- **Problem details**: Where does the word "JSON" occur in the material? Copy each line that has it.

- **Data for this task**:
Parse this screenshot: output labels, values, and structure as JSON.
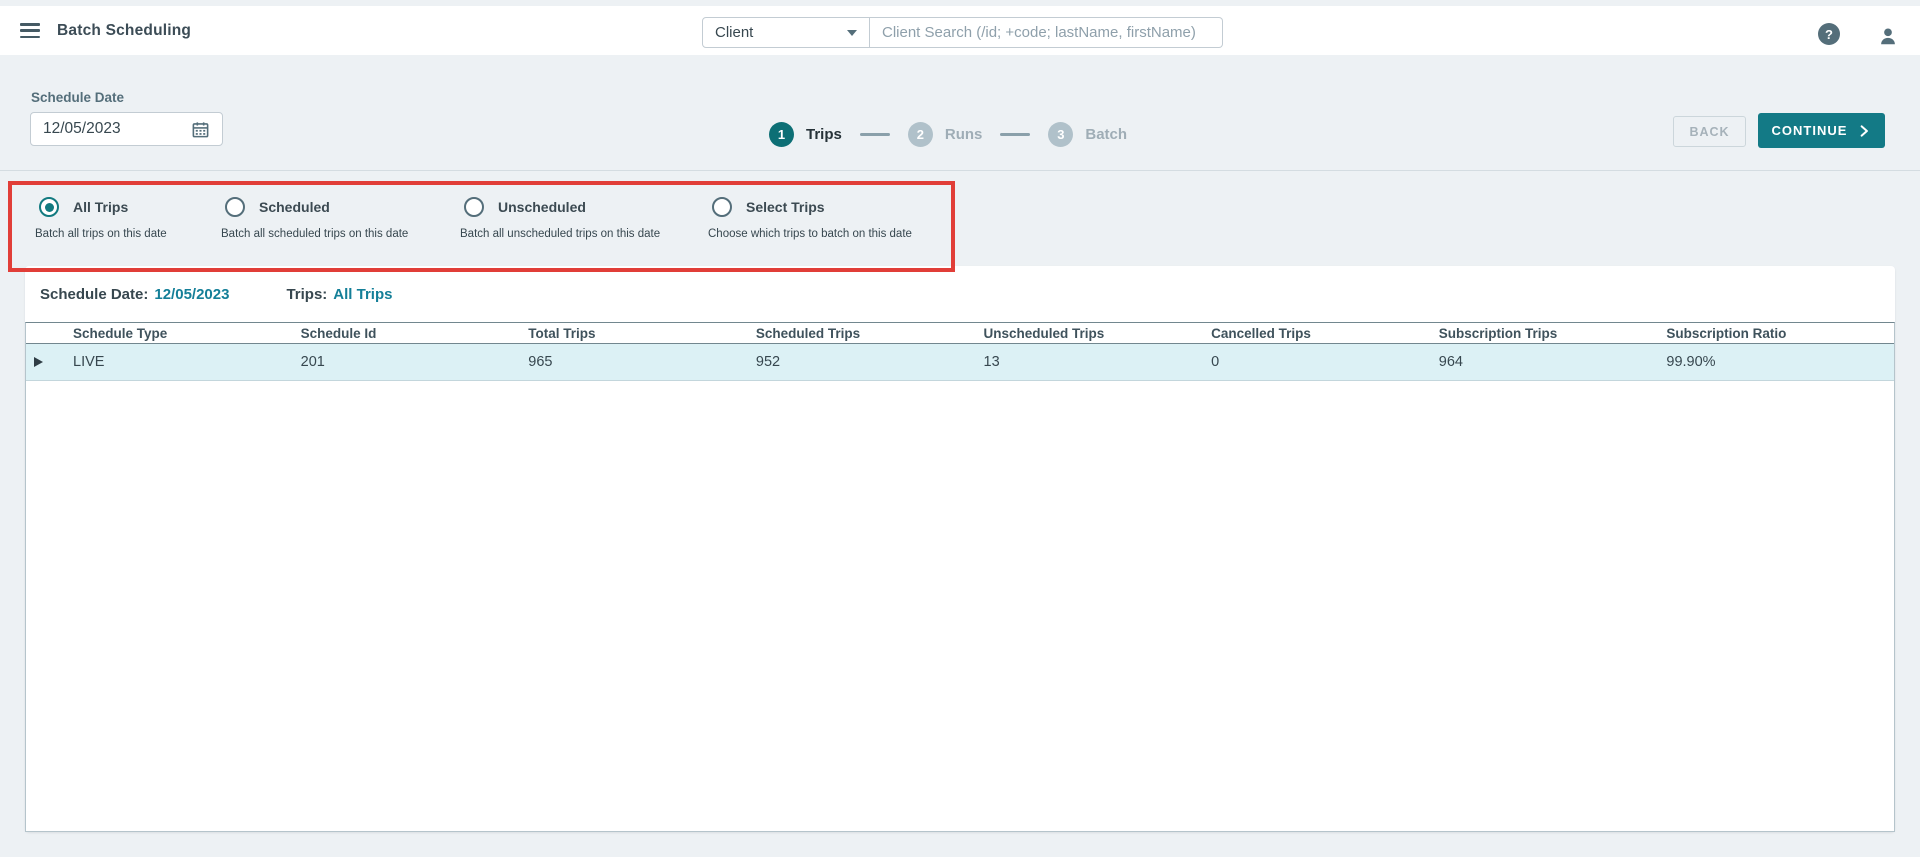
{
  "topbar": {
    "title": "Batch Scheduling",
    "search_category": "Client",
    "search_placeholder": "Client Search (/id; +code; lastName, firstName)",
    "help_glyph": "?"
  },
  "scheduler": {
    "date_label": "Schedule Date",
    "date_value": "12/05/2023",
    "back_label": "BACK",
    "continue_label": "CONTINUE"
  },
  "stepper": {
    "active_step": 1,
    "steps": [
      {
        "number": "1",
        "label": "Trips"
      },
      {
        "number": "2",
        "label": "Runs"
      },
      {
        "number": "3",
        "label": "Batch"
      }
    ]
  },
  "trip_filter": {
    "options": [
      {
        "label": "All Trips",
        "description": "Batch all trips on this date",
        "selected": true
      },
      {
        "label": "Scheduled",
        "description": "Batch all scheduled trips on this date",
        "selected": false
      },
      {
        "label": "Unscheduled",
        "description": "Batch all unscheduled trips on this date",
        "selected": false
      },
      {
        "label": "Select Trips",
        "description": "Choose which trips to batch on this date",
        "selected": false
      }
    ]
  },
  "summary": {
    "date_label": "Schedule Date:",
    "date_value": "12/05/2023",
    "trips_label": "Trips:",
    "trips_value": "All Trips"
  },
  "table": {
    "columns": [
      "Schedule Type",
      "Schedule Id",
      "Total Trips",
      "Scheduled Trips",
      "Unscheduled Trips",
      "Cancelled Trips",
      "Subscription Trips",
      "Subscription Ratio"
    ],
    "rows": [
      {
        "cells": [
          "LIVE",
          "201",
          "965",
          "952",
          "13",
          "0",
          "964",
          "99.90%"
        ]
      }
    ]
  },
  "colors": {
    "accent_teal": "#137A86",
    "step_active_teal": "#0D6F75",
    "link_teal": "#147F98",
    "row_highlight": "#DCF1F5",
    "highlight_border_red": "#E13E38",
    "page_background": "#EDF1F4"
  }
}
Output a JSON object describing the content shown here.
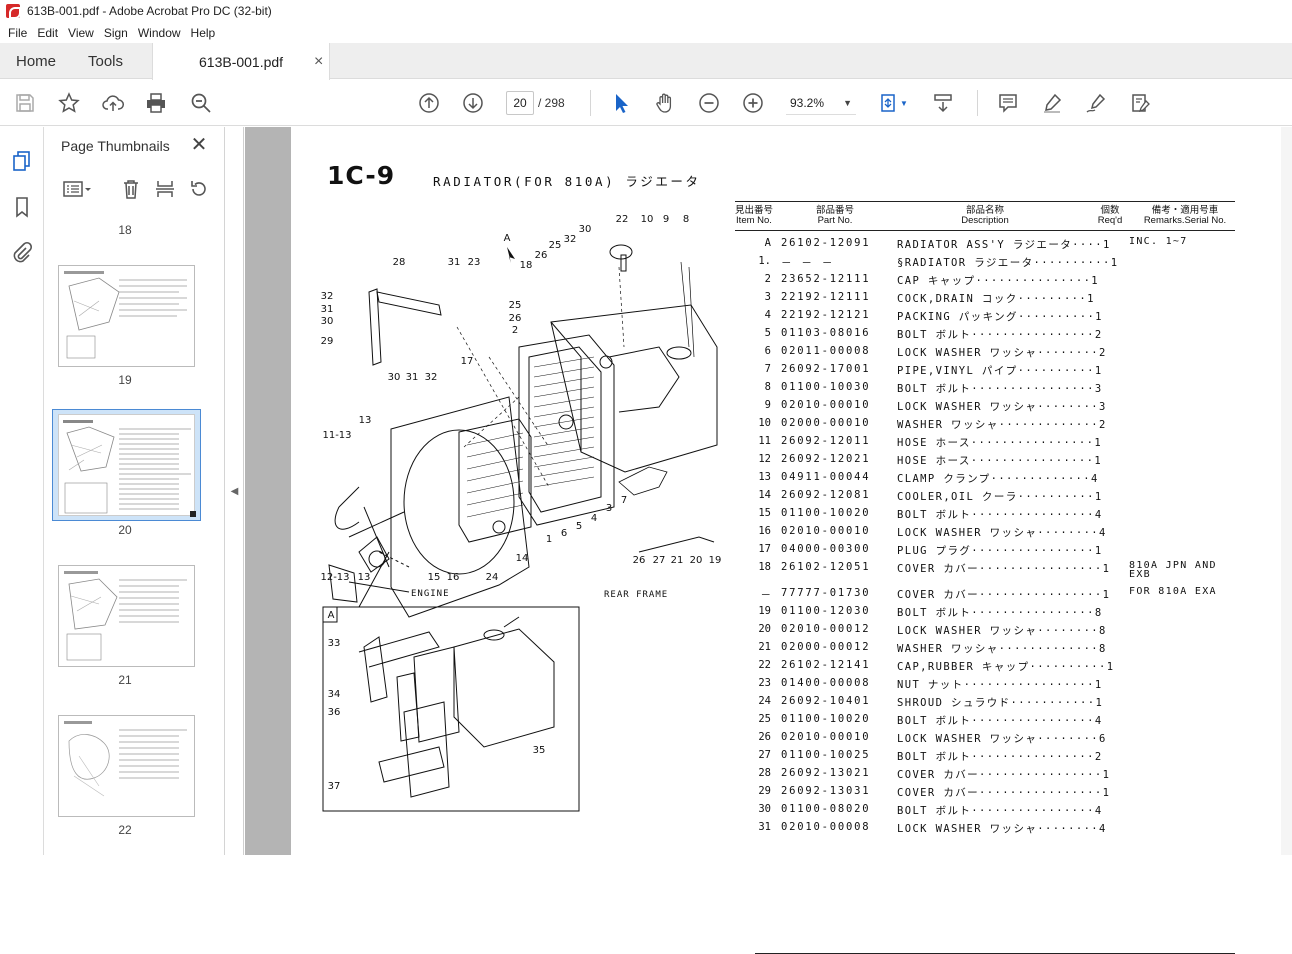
{
  "window": {
    "title": "613B-001.pdf - Adobe Acrobat Pro DC (32-bit)"
  },
  "menu": [
    "File",
    "Edit",
    "View",
    "Sign",
    "Window",
    "Help"
  ],
  "tabs": {
    "home": "Home",
    "tools": "Tools",
    "document": "613B-001.pdf",
    "close": "×"
  },
  "toolbar": {
    "current_page": "20",
    "total_pages": "/ 298",
    "zoom": "93.2%"
  },
  "thumbnails": {
    "title": "Page Thumbnails",
    "close": "✕",
    "top_label": "18",
    "pages": [
      {
        "label": "19",
        "selected": false
      },
      {
        "label": "20",
        "selected": true
      },
      {
        "label": "21",
        "selected": false
      },
      {
        "label": "22",
        "selected": false
      }
    ]
  },
  "document": {
    "code": "1C-9",
    "subtitle": "RADIATOR(FOR 810A)  ラジエータ",
    "headers": {
      "item": "見出番号\nItem No.",
      "part": "部品番号\nPart No.",
      "desc": "部品名称\nDescription",
      "qty": "個数\nReq'd",
      "remarks": "備考・適用号車\nRemarks.Serial No."
    },
    "diagram_labels": {
      "view_a": "A",
      "engine": "ENGINE",
      "rear_frame": "REAR FRAME",
      "numbers": [
        "22",
        "10",
        "9",
        "8",
        "32",
        "25",
        "30",
        "26",
        "18",
        "28",
        "31",
        "23",
        "32",
        "31",
        "30",
        "29",
        "25",
        "26",
        "2",
        "30",
        "31",
        "32",
        "17",
        "13",
        "11-13",
        "12-13",
        "13",
        "15",
        "16",
        "24",
        "14",
        "1",
        "6",
        "5",
        "4",
        "3",
        "7",
        "26",
        "27",
        "21",
        "20",
        "19",
        "33",
        "34",
        "36",
        "37",
        "35"
      ]
    },
    "parts": [
      {
        "item": "A",
        "part": "26102-12091",
        "desc": "RADIATOR ASS'Y ラジエータ····1",
        "remarks": "INC. 1~7"
      },
      {
        "item": "1.",
        "part": "－ － －",
        "desc": "§RADIATOR ラジエータ··········1",
        "remarks": ""
      },
      {
        "item": "2",
        "part": "23652-12111",
        "desc": "CAP キャップ···············1",
        "remarks": ""
      },
      {
        "item": "3",
        "part": "22192-12111",
        "desc": "COCK,DRAIN コック·········1",
        "remarks": ""
      },
      {
        "item": "4",
        "part": "22192-12121",
        "desc": "PACKING パッキング··········1",
        "remarks": ""
      },
      {
        "item": "5",
        "part": "01103-08016",
        "desc": "BOLT ボルト················2",
        "remarks": ""
      },
      {
        "item": "6",
        "part": "02011-00008",
        "desc": "LOCK WASHER ワッシャ········2",
        "remarks": ""
      },
      {
        "item": "7",
        "part": "26092-17001",
        "desc": "PIPE,VINYL パイプ··········1",
        "remarks": ""
      },
      {
        "item": "8",
        "part": "01100-10030",
        "desc": "BOLT ボルト················3",
        "remarks": ""
      },
      {
        "item": "9",
        "part": "02010-00010",
        "desc": "LOCK WASHER ワッシャ········3",
        "remarks": ""
      },
      {
        "item": "10",
        "part": "02000-00010",
        "desc": "WASHER ワッシャ·············2",
        "remarks": ""
      },
      {
        "item": "11",
        "part": "26092-12011",
        "desc": "HOSE ホース················1",
        "remarks": ""
      },
      {
        "item": "12",
        "part": "26092-12021",
        "desc": "HOSE ホース················1",
        "remarks": ""
      },
      {
        "item": "13",
        "part": "04911-00044",
        "desc": "CLAMP クランプ·············4",
        "remarks": ""
      },
      {
        "item": "14",
        "part": "26092-12081",
        "desc": "COOLER,OIL クーラ··········1",
        "remarks": ""
      },
      {
        "item": "15",
        "part": "01100-10020",
        "desc": "BOLT ボルト················4",
        "remarks": ""
      },
      {
        "item": "16",
        "part": "02010-00010",
        "desc": "LOCK WASHER ワッシャ········4",
        "remarks": ""
      },
      {
        "item": "17",
        "part": "04000-00300",
        "desc": "PLUG プラグ················1",
        "remarks": ""
      },
      {
        "item": "18",
        "part": "26102-12051",
        "desc": "COVER カバー················1",
        "remarks": "810A JPN AND\nEXB"
      },
      {
        "item": "－",
        "part": "77777-01730",
        "desc": "COVER カバー················1",
        "remarks": "FOR 810A EXA"
      },
      {
        "item": "19",
        "part": "01100-12030",
        "desc": "BOLT ボルト················8",
        "remarks": ""
      },
      {
        "item": "20",
        "part": "02010-00012",
        "desc": "LOCK WASHER ワッシャ········8",
        "remarks": ""
      },
      {
        "item": "21",
        "part": "02000-00012",
        "desc": "WASHER ワッシャ·············8",
        "remarks": ""
      },
      {
        "item": "22",
        "part": "26102-12141",
        "desc": "CAP,RUBBER キャップ··········1",
        "remarks": ""
      },
      {
        "item": "23",
        "part": "01400-00008",
        "desc": "NUT ナット·················1",
        "remarks": ""
      },
      {
        "item": "24",
        "part": "26092-10401",
        "desc": "SHROUD シュラウド···········1",
        "remarks": ""
      },
      {
        "item": "25",
        "part": "01100-10020",
        "desc": "BOLT ボルト················4",
        "remarks": ""
      },
      {
        "item": "26",
        "part": "02010-00010",
        "desc": "LOCK WASHER ワッシャ········6",
        "remarks": ""
      },
      {
        "item": "27",
        "part": "01100-10025",
        "desc": "BOLT ボルト················2",
        "remarks": ""
      },
      {
        "item": "28",
        "part": "26092-13021",
        "desc": "COVER カバー················1",
        "remarks": ""
      },
      {
        "item": "29",
        "part": "26092-13031",
        "desc": "COVER カバー················1",
        "remarks": ""
      },
      {
        "item": "30",
        "part": "01100-08020",
        "desc": "BOLT ボルト················4",
        "remarks": ""
      },
      {
        "item": "31",
        "part": "02010-00008",
        "desc": "LOCK WASHER ワッシャ········4",
        "remarks": ""
      }
    ]
  }
}
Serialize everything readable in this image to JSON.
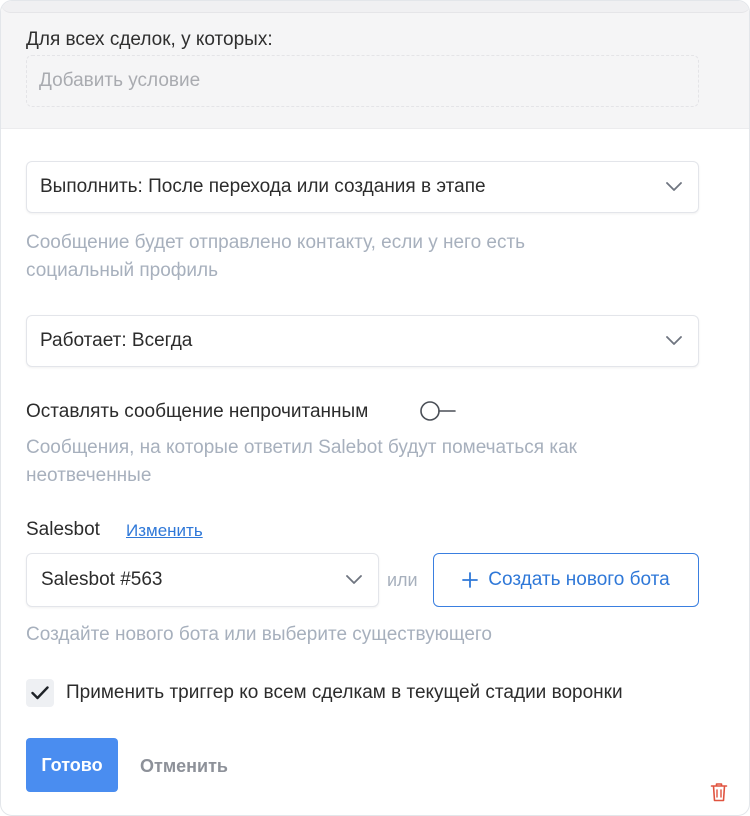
{
  "conditions": {
    "label": "Для всех сделок, у которых:",
    "placeholder": "Добавить условие"
  },
  "execute": {
    "value": "Выполнить: После перехода или создания в этапе",
    "hint_line1": "Сообщение будет отправлено контакту, если у него есть",
    "hint_line2": "социальный профиль"
  },
  "works": {
    "value": "Работает: Всегда"
  },
  "unread": {
    "label": "Оставлять сообщение непрочитанным",
    "enabled": false,
    "hint_line1": "Сообщения, на которые ответил Salebot будут помечаться как",
    "hint_line2": "неотвеченные"
  },
  "salesbot": {
    "label": "Salesbot",
    "change_link": "Изменить",
    "selected": "Salesbot #563",
    "or_text": "или",
    "create_button": "Создать нового бота",
    "hint": "Создайте нового бота или выберите существующего"
  },
  "apply_all": {
    "label": "Применить триггер ко всем сделкам в текущей стадии воронки",
    "checked": true
  },
  "footer": {
    "done": "Готово",
    "cancel": "Отменить"
  },
  "colors": {
    "accent": "#4a8df0",
    "link": "#2f78d8",
    "hint": "#a7b0bd",
    "delete": "#e0533f"
  },
  "icons": [
    "chevron-down-icon",
    "toggle-off-icon",
    "plus-icon",
    "checkmark-icon",
    "trash-icon"
  ]
}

- **Task output**:
Parse this screenshot: output labels, values, and structure as JSON.
Output a JSON object describing the content shown here.
Serialize everything readable in this image to JSON.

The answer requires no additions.